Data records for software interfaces
▽

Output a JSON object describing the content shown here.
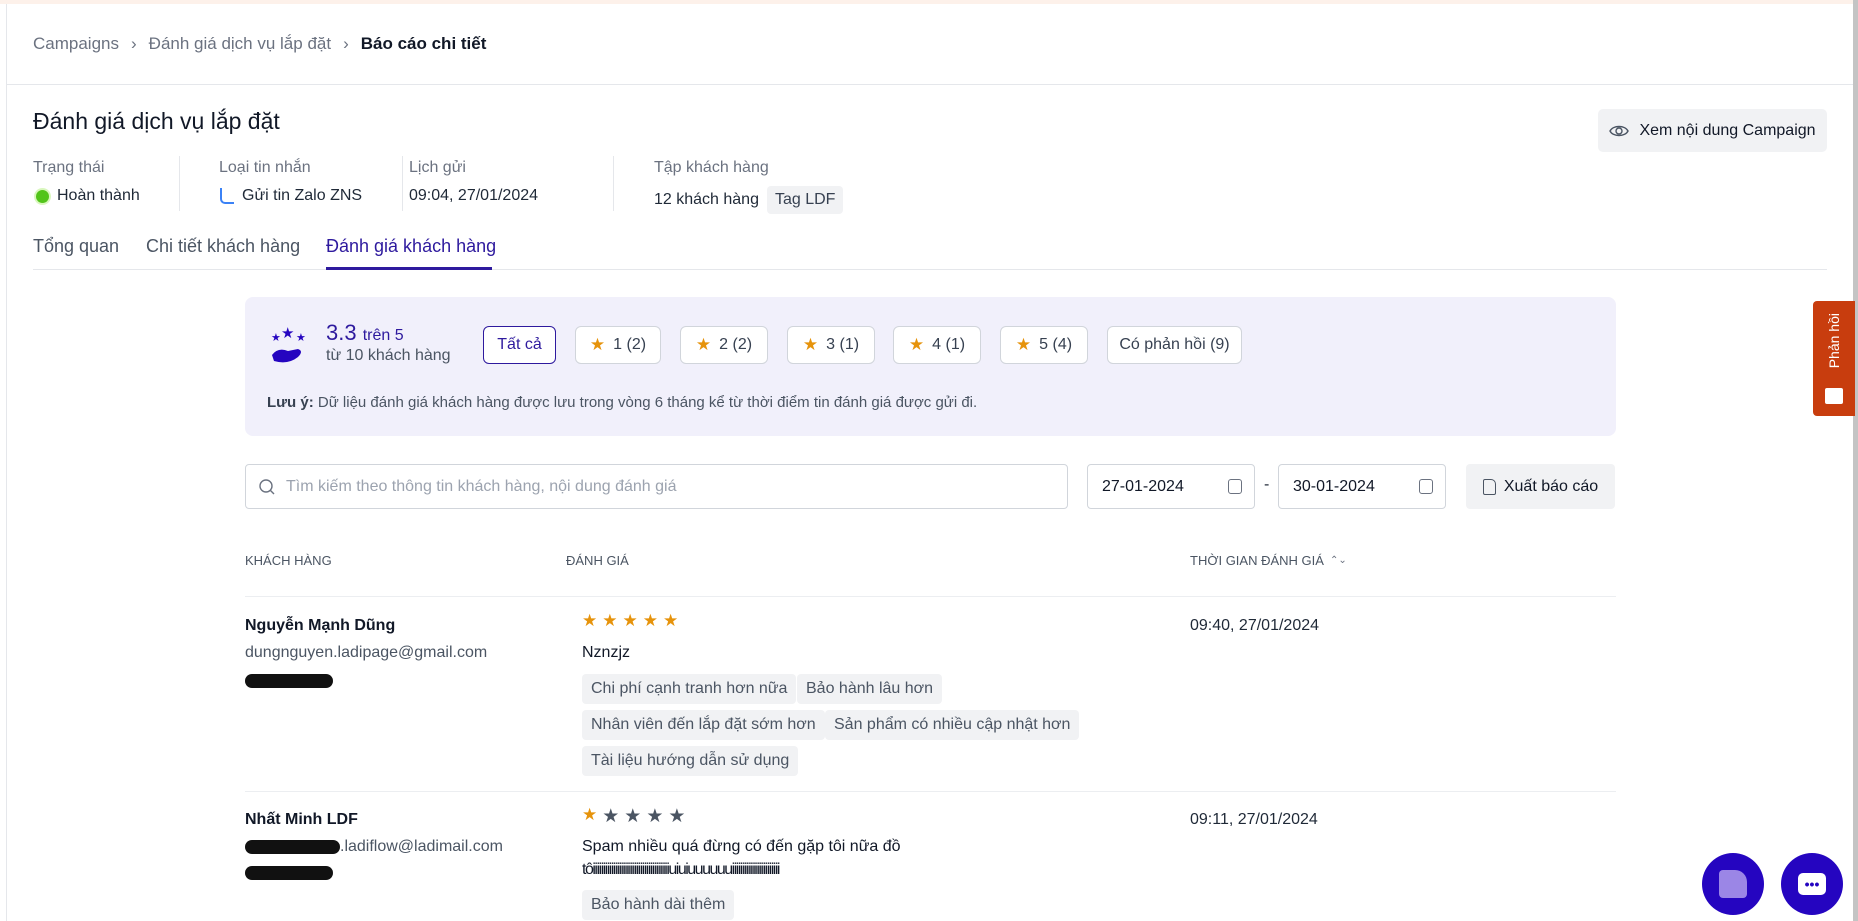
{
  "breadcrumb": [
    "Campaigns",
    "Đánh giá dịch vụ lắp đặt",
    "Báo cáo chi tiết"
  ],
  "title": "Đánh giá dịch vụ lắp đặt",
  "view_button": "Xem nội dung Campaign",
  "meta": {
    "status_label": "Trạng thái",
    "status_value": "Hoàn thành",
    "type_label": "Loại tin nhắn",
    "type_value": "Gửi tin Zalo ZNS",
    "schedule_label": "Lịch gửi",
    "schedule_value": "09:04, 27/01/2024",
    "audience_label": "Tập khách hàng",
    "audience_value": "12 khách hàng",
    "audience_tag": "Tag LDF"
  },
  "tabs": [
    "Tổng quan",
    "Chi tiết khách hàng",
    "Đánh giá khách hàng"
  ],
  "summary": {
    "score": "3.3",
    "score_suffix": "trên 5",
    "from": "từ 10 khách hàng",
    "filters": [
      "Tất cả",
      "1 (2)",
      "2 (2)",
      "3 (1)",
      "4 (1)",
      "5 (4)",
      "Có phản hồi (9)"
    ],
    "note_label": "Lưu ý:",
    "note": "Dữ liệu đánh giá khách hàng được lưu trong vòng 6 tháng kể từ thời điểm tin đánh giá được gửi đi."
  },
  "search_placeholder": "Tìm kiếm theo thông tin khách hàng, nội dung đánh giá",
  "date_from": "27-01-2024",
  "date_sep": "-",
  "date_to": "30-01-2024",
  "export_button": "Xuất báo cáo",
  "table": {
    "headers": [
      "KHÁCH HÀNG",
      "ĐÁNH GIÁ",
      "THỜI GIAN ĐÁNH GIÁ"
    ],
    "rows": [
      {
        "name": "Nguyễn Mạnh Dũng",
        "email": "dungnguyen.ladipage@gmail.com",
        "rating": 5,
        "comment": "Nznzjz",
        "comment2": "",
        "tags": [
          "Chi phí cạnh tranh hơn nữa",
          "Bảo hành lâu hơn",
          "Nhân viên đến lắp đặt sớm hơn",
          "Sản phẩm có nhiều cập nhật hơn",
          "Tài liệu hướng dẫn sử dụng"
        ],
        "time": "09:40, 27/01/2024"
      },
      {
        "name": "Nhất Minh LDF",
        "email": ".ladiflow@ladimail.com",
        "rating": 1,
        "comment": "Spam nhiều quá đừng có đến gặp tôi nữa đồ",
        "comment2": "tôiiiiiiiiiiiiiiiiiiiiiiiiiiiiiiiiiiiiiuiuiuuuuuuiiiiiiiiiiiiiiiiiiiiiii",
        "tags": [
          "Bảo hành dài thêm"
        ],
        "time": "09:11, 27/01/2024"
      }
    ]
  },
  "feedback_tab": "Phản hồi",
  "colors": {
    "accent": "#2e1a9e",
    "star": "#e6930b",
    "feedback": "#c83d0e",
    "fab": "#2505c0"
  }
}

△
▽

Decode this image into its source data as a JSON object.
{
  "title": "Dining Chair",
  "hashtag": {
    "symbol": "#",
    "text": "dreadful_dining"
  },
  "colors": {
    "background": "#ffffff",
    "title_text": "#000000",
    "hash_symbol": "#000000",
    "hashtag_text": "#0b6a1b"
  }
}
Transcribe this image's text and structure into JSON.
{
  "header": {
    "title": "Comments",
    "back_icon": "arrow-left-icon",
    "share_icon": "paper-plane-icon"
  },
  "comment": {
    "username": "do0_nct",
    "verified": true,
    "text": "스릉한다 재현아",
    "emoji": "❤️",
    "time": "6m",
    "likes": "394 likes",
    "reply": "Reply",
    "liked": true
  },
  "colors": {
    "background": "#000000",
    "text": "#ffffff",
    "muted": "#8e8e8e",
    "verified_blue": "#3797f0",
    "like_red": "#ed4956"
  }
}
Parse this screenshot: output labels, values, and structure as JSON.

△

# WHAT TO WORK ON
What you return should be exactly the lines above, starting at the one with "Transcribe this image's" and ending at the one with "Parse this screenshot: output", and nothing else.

# WORKED SOLUTION
Transcribe this image's text and structure into JSON.
{
  "header": {
    "title": "Comments",
    "back_icon": "arrow-left-icon",
    "share_icon": "paper-plane-icon"
  },
  "comment": {
    "username": "do0_nct",
    "verified": true,
    "text": "스릉한다 재현아",
    "emoji": "❤️",
    "time": "6m",
    "likes": "394 likes",
    "reply": "Reply",
    "liked": true
  },
  "colors": {
    "background": "#000000",
    "text": "#ffffff",
    "muted": "#8e8e8e",
    "verified_blue": "#3797f0",
    "like_red": "#ed4956"
  }
}
Parse this screenshot: output labels, values, and structure as JSON.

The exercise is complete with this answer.